Web page and app entries:
○ ○ ○ ○ ○

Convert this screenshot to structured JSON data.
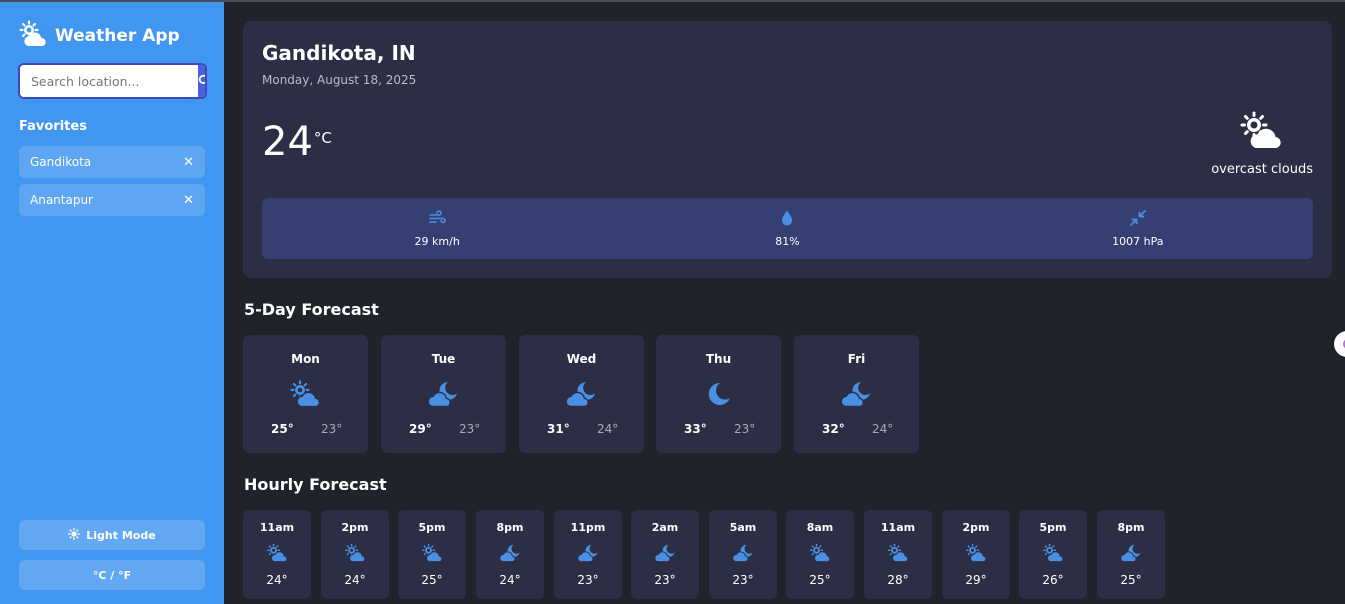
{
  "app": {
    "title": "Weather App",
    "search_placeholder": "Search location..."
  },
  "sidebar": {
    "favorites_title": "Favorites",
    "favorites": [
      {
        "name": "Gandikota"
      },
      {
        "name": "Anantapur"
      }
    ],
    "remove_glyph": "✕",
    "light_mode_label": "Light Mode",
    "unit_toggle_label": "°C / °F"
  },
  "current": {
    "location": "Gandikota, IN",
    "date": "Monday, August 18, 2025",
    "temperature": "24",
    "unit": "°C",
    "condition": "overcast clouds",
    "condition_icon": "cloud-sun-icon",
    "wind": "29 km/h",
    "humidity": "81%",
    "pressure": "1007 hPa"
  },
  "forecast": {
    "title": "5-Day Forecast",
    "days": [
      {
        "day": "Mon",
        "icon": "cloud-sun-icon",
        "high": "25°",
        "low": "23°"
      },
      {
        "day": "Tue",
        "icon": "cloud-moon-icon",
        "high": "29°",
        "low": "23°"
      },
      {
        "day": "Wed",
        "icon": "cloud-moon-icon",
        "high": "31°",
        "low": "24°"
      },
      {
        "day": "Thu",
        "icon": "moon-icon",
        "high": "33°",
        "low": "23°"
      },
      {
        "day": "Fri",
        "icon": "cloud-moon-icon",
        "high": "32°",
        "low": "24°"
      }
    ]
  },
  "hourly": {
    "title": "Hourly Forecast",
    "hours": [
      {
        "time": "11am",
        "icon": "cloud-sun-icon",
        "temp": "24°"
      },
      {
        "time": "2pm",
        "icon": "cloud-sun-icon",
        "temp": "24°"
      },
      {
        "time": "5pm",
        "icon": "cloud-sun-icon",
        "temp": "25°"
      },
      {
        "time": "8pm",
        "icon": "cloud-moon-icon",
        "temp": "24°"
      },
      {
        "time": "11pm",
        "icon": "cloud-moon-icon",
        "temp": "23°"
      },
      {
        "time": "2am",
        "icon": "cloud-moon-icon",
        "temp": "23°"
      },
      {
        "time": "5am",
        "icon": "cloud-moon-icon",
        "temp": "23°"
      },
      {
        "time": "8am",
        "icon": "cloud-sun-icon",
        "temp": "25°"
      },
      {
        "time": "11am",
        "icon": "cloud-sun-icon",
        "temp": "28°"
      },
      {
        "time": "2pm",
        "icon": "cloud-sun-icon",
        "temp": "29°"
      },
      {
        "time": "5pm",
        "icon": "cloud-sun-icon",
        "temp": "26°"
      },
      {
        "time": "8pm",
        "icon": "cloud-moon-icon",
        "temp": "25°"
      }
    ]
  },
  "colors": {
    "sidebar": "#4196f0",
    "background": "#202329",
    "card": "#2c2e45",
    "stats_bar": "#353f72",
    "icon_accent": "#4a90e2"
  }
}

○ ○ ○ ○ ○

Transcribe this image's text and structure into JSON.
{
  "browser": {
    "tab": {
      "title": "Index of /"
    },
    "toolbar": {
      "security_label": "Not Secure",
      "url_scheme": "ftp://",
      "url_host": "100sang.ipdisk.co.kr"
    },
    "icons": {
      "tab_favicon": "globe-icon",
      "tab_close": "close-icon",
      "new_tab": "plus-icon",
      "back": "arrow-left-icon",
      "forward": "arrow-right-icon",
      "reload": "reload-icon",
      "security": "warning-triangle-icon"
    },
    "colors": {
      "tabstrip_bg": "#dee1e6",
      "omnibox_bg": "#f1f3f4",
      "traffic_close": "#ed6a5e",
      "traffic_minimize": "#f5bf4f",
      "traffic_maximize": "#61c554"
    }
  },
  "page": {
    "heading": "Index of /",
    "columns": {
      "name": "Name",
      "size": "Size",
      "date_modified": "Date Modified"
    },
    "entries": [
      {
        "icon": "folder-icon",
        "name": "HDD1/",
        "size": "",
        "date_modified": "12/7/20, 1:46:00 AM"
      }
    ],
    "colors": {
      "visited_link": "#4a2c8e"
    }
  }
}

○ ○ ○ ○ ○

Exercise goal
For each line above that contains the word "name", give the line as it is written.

Result of the exercise
        "name": "Gandikota"
        "name": "Anantapur"
      "name": "Name",
        "name": "HDD1/",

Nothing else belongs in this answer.